Kyle Garlick, battling for an outfield spot, hit his fourth home run of the spring on Sunday. Willians Astudillo, also competing for a roster spot, hit a home run of his own and showed off his versatility, starting the game at first base and finishing it behind the plate. JT Riddle, a non-roster invitee who is still in camp, also added a longball.
While there are still a couple of spots to be decided on the position-player side, the Twins have discussed more creative options, like piggybacking or — seemingly less likely — a six-man rotation to begin the year on the pitching side. That’s a decision that could potentially hinge upon the guy who started Sunday: J.A. Happ.

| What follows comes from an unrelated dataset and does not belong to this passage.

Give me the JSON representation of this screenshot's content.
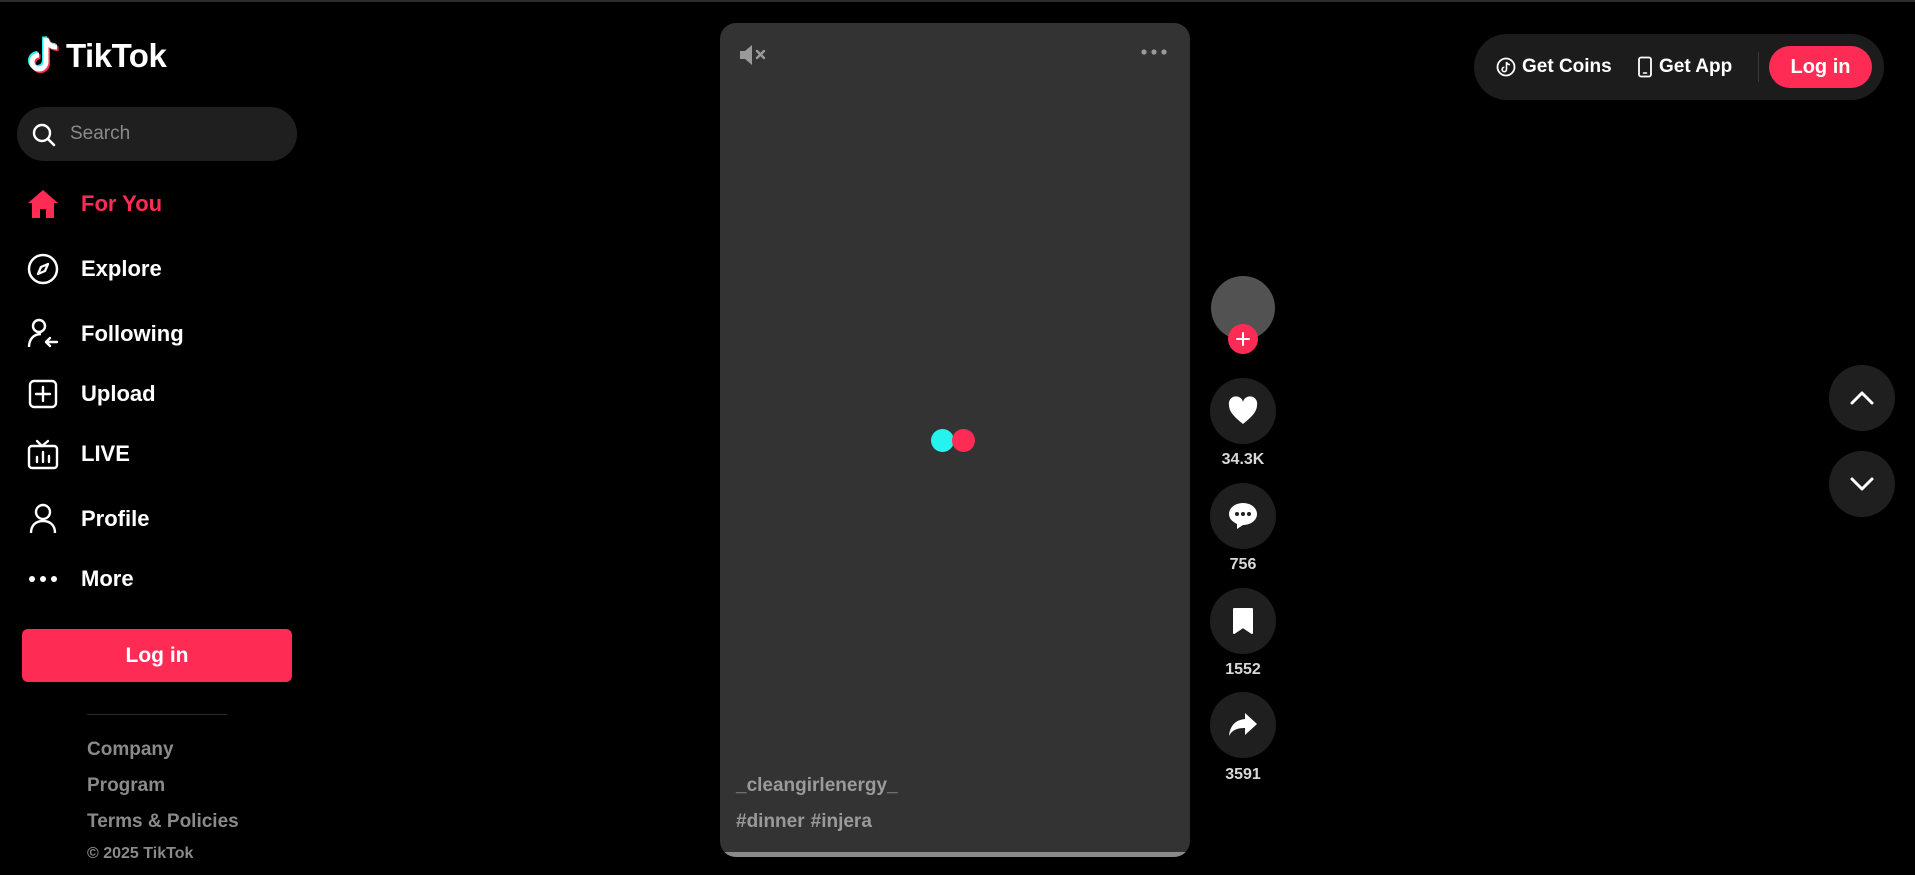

Happ, a 38-year-old left-hander who signed with the Twins in January after pitching the two previous seasons for the Yankees, threw 49 pitches in his three-inning effort against the Orioles, up from the 29 he threw in his first spring start. Happ’s start to the spring was delayed after he tested positive for COVID-19, forcing him to miss the beginning of camp. Happ gave up five runs, four earned, while striking out two on Sunday.

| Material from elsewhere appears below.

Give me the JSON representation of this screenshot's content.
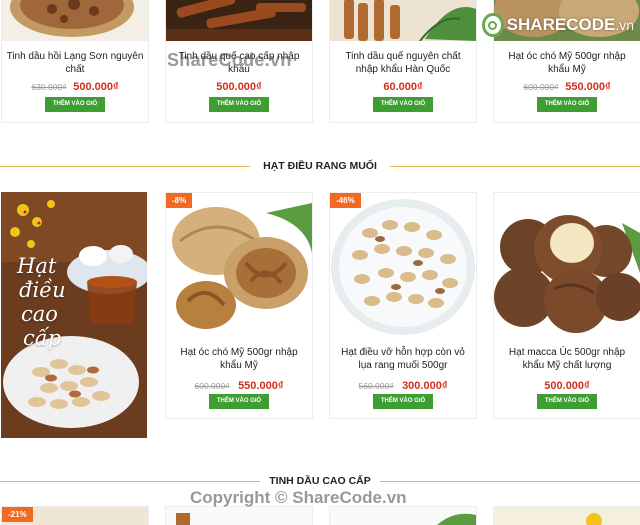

“Physically, I was hoping to go out there and get close to 50, 45 pitches and come out of it feeling good, and I did that,” Happ said. “Just trying to just kind of remember it’s still a little bit early, even though I obviously still want to have a lot of success here. But overall, I think it went fine.”
Happ said his hope would be to get up to around 70-75 pitches by the time the Twins leave Fort Myers.

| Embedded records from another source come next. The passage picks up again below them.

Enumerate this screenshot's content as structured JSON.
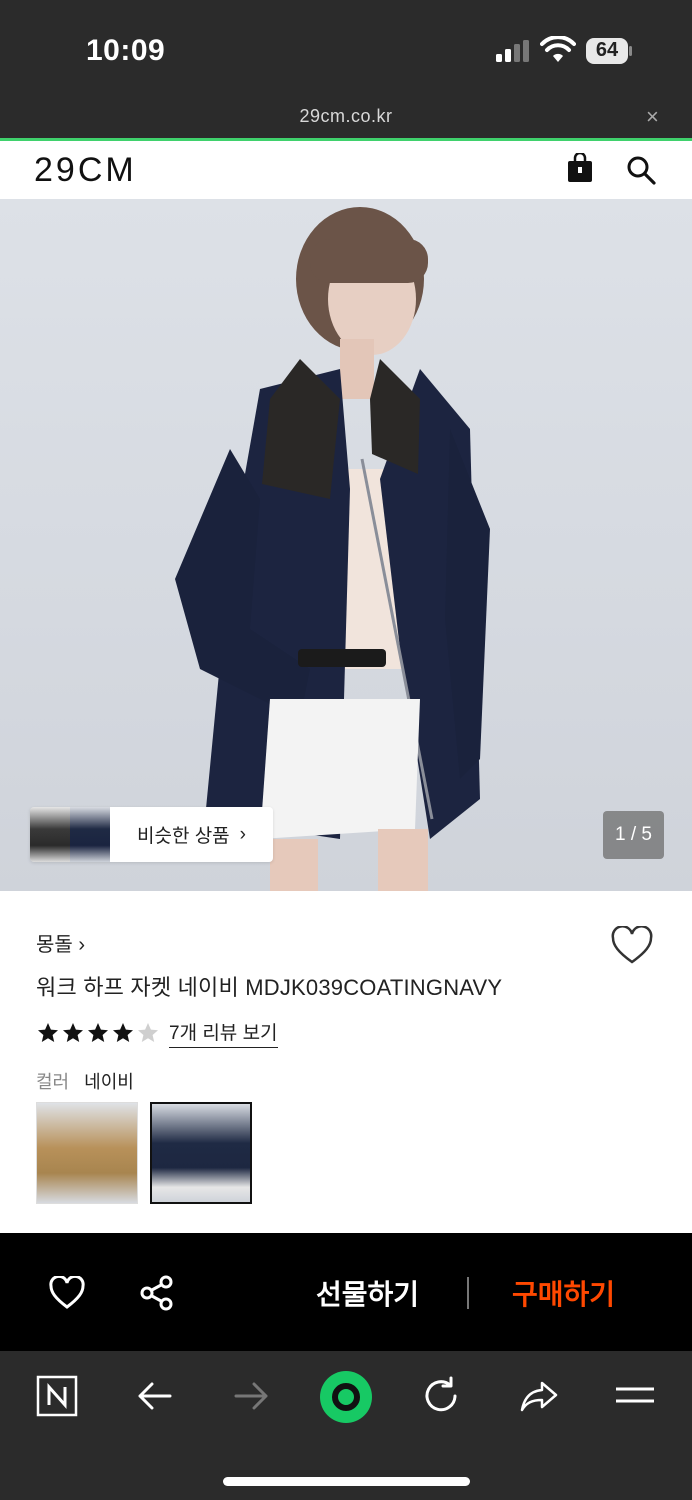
{
  "status_bar": {
    "time": "10:09",
    "battery": "64"
  },
  "browser": {
    "url": "29cm.co.kr",
    "close_glyph": "×"
  },
  "site": {
    "logo": "29CM"
  },
  "hero": {
    "similar_label": "비슷한 상품",
    "chevron": "›",
    "page_indicator": "1 / 5"
  },
  "product": {
    "brand": "몽돌",
    "brand_chevron": "›",
    "name": "워크 하프 자켓 네이비 MDJK039COATINGNAVY",
    "rating": 4,
    "rating_max": 5,
    "review_link": "7개 리뷰 보기",
    "color_label": "컬러",
    "color_value": "네이비"
  },
  "actions": {
    "gift": "선물하기",
    "buy": "구매하기"
  },
  "colors": {
    "buy": "#ff4800",
    "progress": "#3fd16c",
    "green_button": "#17c964"
  },
  "icons": [
    "bag-icon",
    "search-icon",
    "heart-icon",
    "share-icon",
    "n-icon",
    "back-icon",
    "forward-icon",
    "green-home-icon",
    "reload-icon",
    "share-arrow-icon",
    "menu-icon"
  ]
}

But if need be, president of baseball operations Derek Falvey said earlier Sunday, piggybacking — where a long reliever is scheduled to pitch in tandem with a starter, who usually is limited in innings — is a topic they’ve discussed.
“We’re monitoring where he’s going to be at relative to breaking camp. If he were to be short relative to his normal workload, we could think about that in the context of a piggyback or a tandem where you have somebody who can give length behind it,” Falvey said. “Our view of it is let’s see how this plays out over the next week to 10 days and figure out where we are from a health standpoint.”
If it’s unneeded — as it very well might be with Happ ramping up his pitch count and feeling good while doing it — Falvey still said they would “likely have at least one length piece on our major league team to break camp that could give us a multi-inning role out of the bullpen.”
That’s a role both Lewis Thorpe, who has come on in relief in each of Happ’s last two games, or Randy Dobnak could take on. Thorpe gave up his first two runs of the spring Sunday and has a 2.35 earned-run average spanning 7 2/3 innings. Dobnak, meanwhile, has thrown 8 2/3 innings and has yet to give up an earned run.
If the Twins carry an eight-man bullpen to begin the season, it’s possible that their final decision will come down to Thorpe and Dobnak, who are starters by nature but have served in both roles for the Twins in the recent past. And with all of the Twins’ other starters — Kenta Maeda, Jose Berrios, Michael Pineda and Matt Shoemaker — healthy, Thorpe and Dobnak haven’t been making the decision easy.
“I think as we get closer to the end of camp, really thinking about how the bullpen builds out in its entirety and what kind of role each guy could play, that will impact our decision for sure,” Falvey said. “But they are, they’re different pitchers, I think, and both, we think, are capable of starting and could be that swingman role. … We view them similarly in that sense.”